In the period between 2000-2007 many industrial sites were converted across the UK including the legendary Lister mills in Bradford (Falconer, 2009, 86). At the same time many already reused sites were upgraded, such as the Ironbridge Gorge Museum in Shropshire and the Custard factory in Birmingham.
In 2008, after 15 years of economic growth, the British economy collapsed as a result of the global credit crush (Pettinger, 2019b). The following years of the recession saw a dramatic squeeze of the public sector’s stakeholders budget, a considerable reduction of front line of front line staff and a notable retraction of commercial developers, who turned to safer projects. This situation resulted in great losses of industrial sites and the decrease of relevant regeneration schemes, posing threats at the same time at the future of the converted sites owned or managed by the public or voluntary sector (Gould, 2015).
In the early 2010s, the British Heritage Agencies and the HLF took noteworthy initiatives, responding to the great challenges posed by the financial crisis to industrial heritage. In detail, in 2011 Historic Scotland created a dedicated Industrial Heritage team. Its main goals, which were both met with great success, were to prepare the nomination of the Forth Bridge for World Heritage listing and provide the Ministers with an Industrial Heritage Strategy (Historic Scotland, 2015). In the same year the management of the industrial heritage in England was taken forward as part of the National Heritage Protection Plan (NHPP)(English Heritage, 2013c). The ‘Industrial Heritage at Risk’ project (Gould, 2015) launched also in 2011 was a significant contribution of the Agency. Lastly, since 2013 the HLF along with the continuous support on people and communities launched the Programme “Heritage Enterprise” funding social enterprise-led projects (Heritage Lottery Fund, 2012).
After 2013, when the British economy showed the first signs of recovery, a growing number of industrial heritage reuse projects was delivered. Among those the cases of the Grade I Ditherington Flax Mill in Shrewsbury, Middleport pottery, CoRE in Stoke on Trent as well as the case of King’s Cross in London stand out.
• English Heritage 2011. Conservation Bulletin: Saving the Age of Industry. London.
• English Heritage 2013. National Heritage Protection Plan: Framework.

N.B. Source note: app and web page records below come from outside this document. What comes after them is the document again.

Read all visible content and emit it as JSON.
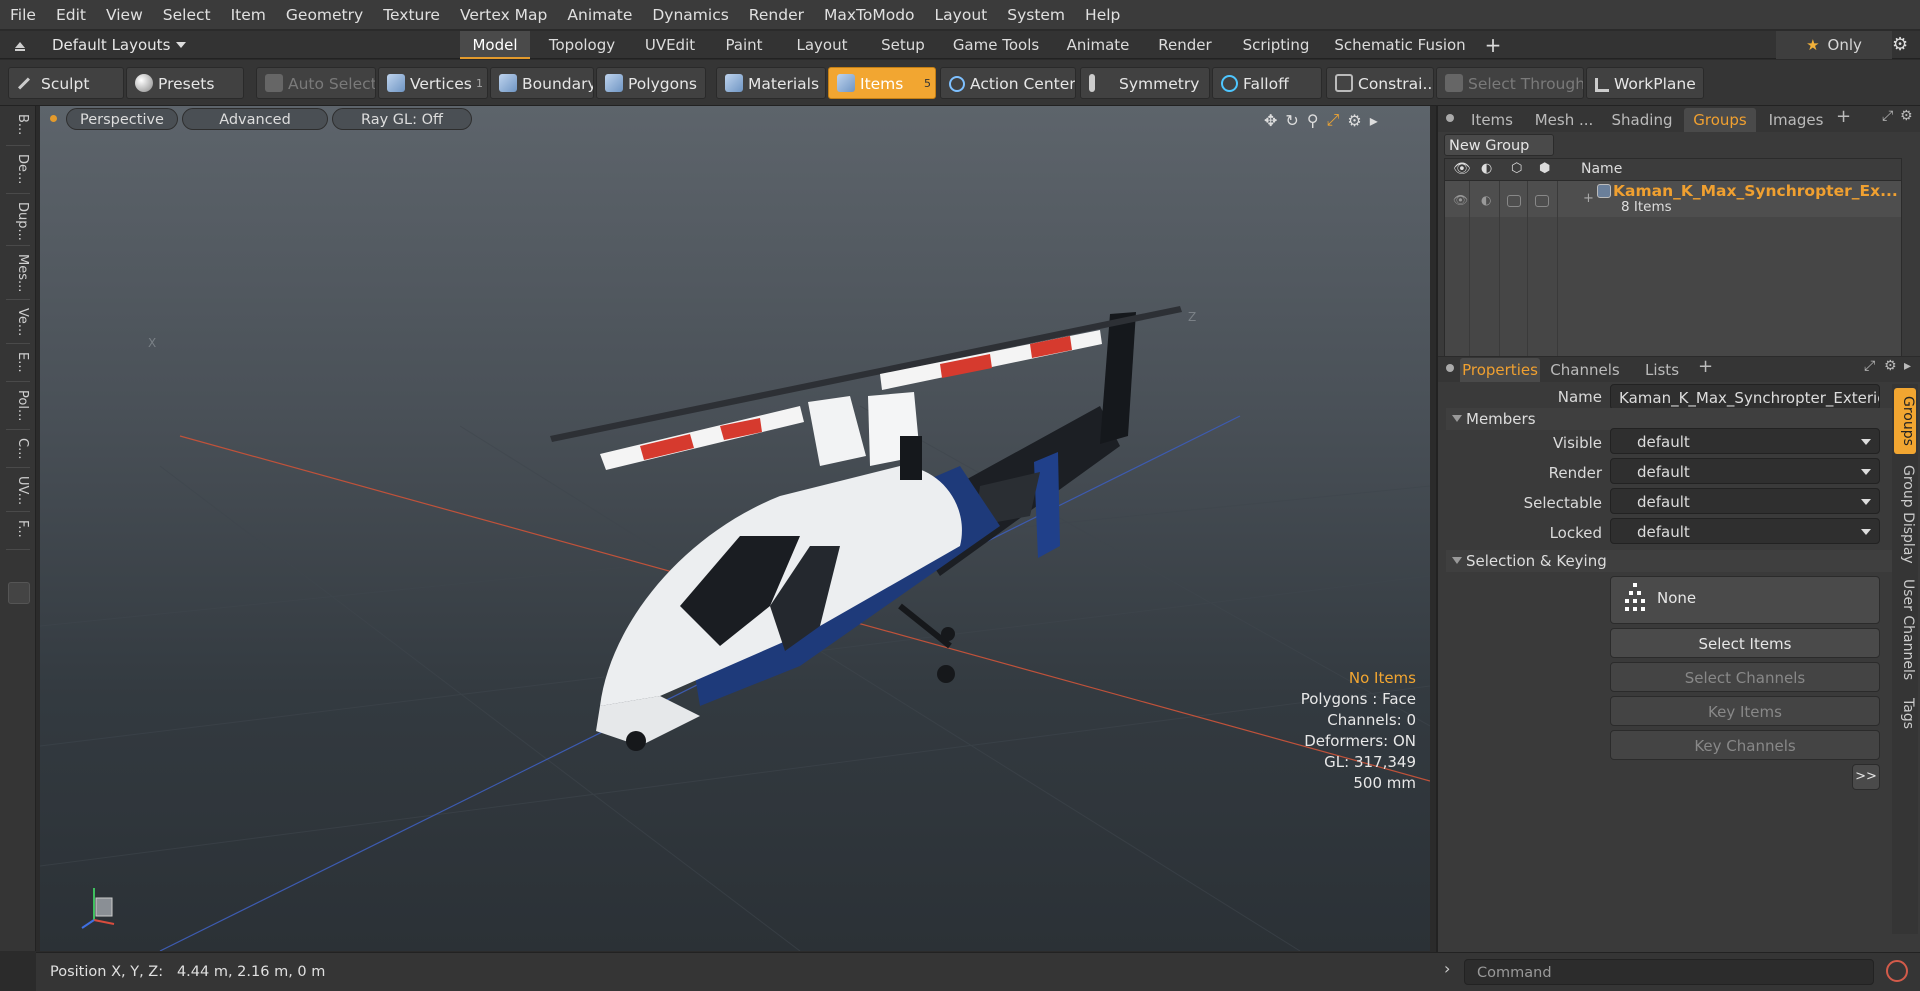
{
  "menu": [
    "File",
    "Edit",
    "View",
    "Select",
    "Item",
    "Geometry",
    "Texture",
    "Vertex Map",
    "Animate",
    "Dynamics",
    "Render",
    "MaxToModo",
    "Layout",
    "System",
    "Help"
  ],
  "layouts": {
    "preset": "Default Layouts",
    "tabs": [
      "Model",
      "Topology",
      "UVEdit",
      "Paint",
      "Layout",
      "Setup",
      "Game Tools",
      "Animate",
      "Render",
      "Scripting",
      "Schematic Fusion"
    ],
    "add": "+",
    "only": "Only"
  },
  "toolbar": {
    "sculpt": "Sculpt",
    "presets": "Presets",
    "auto_select": "Auto Select",
    "vertices": "Vertices",
    "vertices_count": "1",
    "boundary": "Boundary",
    "polygons": "Polygons",
    "materials": "Materials",
    "items": "Items",
    "items_count": "5",
    "action_center": "Action Center",
    "symmetry": "Symmetry",
    "falloff": "Falloff",
    "constraints": "Constrai...",
    "select_through": "Select Through",
    "workplane": "WorkPlane"
  },
  "left_tabs": [
    "B...",
    "De...",
    "Dup...",
    "Mes...",
    "Ve...",
    "E...",
    "Pol...",
    "C...",
    "UV...",
    "F..."
  ],
  "viewport": {
    "perspective": "Perspective",
    "advanced": "Advanced",
    "raygl": "Ray GL: Off",
    "axis_x": "X",
    "axis_z": "Z",
    "hud": {
      "items": "No Items",
      "polygons": "Polygons : Face",
      "channels": "Channels: 0",
      "deformers": "Deformers: ON",
      "gl": "GL: 317,349",
      "scale": "500 mm"
    }
  },
  "status": {
    "position": "Position X, Y, Z:   4.44 m, 2.16 m, 0 m",
    "command_placeholder": "Command"
  },
  "groups_panel": {
    "tabs": [
      "Items",
      "Mesh ...",
      "Shading",
      "Groups",
      "Images"
    ],
    "active_tab": "Groups",
    "new_group": "New Group",
    "col_name": "Name",
    "group_name": "Kaman_K_Max_Synchropter_Ex...",
    "group_count": "8 Items"
  },
  "properties": {
    "tabs": [
      "Properties",
      "Channels",
      "Lists"
    ],
    "name_label": "Name",
    "name_value": "Kaman_K_Max_Synchropter_Exterior",
    "members": "Members",
    "visible_label": "Visible",
    "visible_value": "default",
    "render_label": "Render",
    "render_value": "default",
    "selectable_label": "Selectable",
    "selectable_value": "default",
    "locked_label": "Locked",
    "locked_value": "default",
    "sel_keying": "Selection & Keying",
    "none": "None",
    "select_items": "Select Items",
    "select_channels": "Select Channels",
    "key_items": "Key Items",
    "key_channels": "Key Channels",
    "more": ">>",
    "side_tabs": [
      "Groups",
      "Group Display",
      "User Channels",
      "Tags"
    ]
  },
  "colors": {
    "accent": "#f2a631",
    "group_name": "#f0a030"
  }
}
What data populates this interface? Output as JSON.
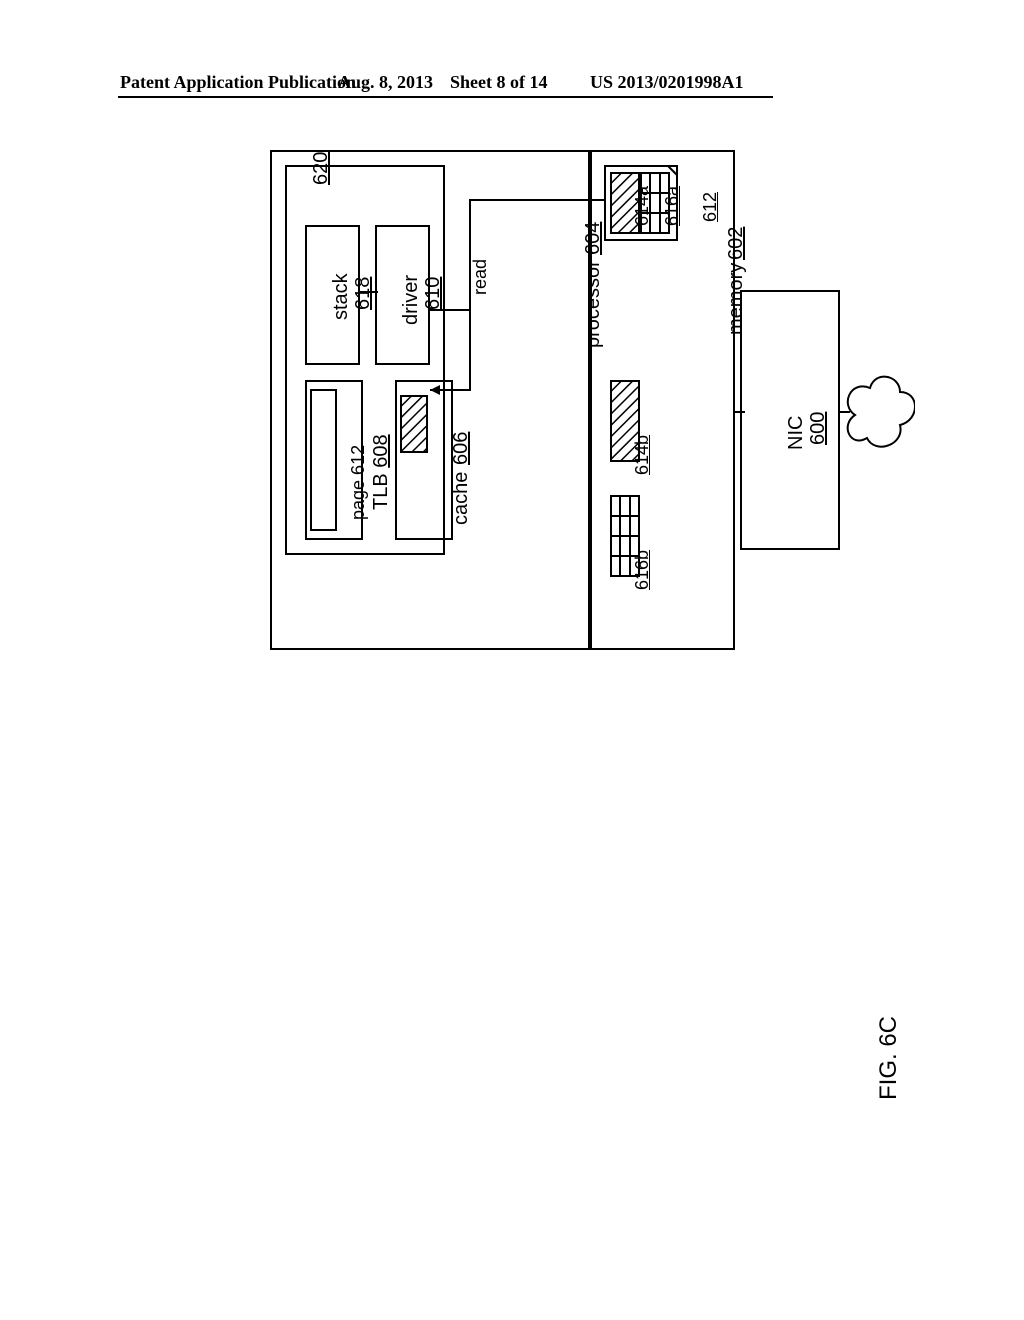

English Heritage.
• Falconer, K. Sustainable Re-Use of Historic Industrial Sites - Revisited. In: ALBRECHT, H., KIERDORF, A. & TEMPEL, N., eds. Industrial heritage-Ecology &Economy 17th international TICCIH Congress 2009, 2009 Freiberg, Germany. 83-87.
• Falconer, K. 2012. From the Euston Arch to NHPP-half a century of official involvement in industrial heritage. A newsletter of Historic Environment Research: Research News, Number 17/18, 31-33.
• Gould, S. 2015. THE ROLT MEMORIAL LECTURE 2012: INDUSTRIAL HERITAGE AT RISK. Industrial Archaeology Review, 37, 73-92.
• Heritage Lottery Fund 2012. Heritage Lottery Fund Strategic Framework 2013-2018: A lasting difference for heritage and people.
• Historic Scotland. 2015. An Industrial Heritage Strategy for Scotland [Online]. Available: https://www.archaeologists.net/sites/default/files/IH_Strategy_2nd_draft.pdf [Accessed 2 November 2019].
• Palmer, M., Nevell, M. & Sissons, M. 2012. Industrial Archaeology: A handbook, York, Council for British Archaeology.
• Pettinger, T. 2019. The great recession 2008-13. Economics Help [Online]. Available from: https://www.economicshelp.org/blog/7501/economics/the-great-recession/ [Accessed 2 November 2019.
• Stratton, M. 2000. Industrial Buildings: Conservation and Regeneration, London, Taylor & Francis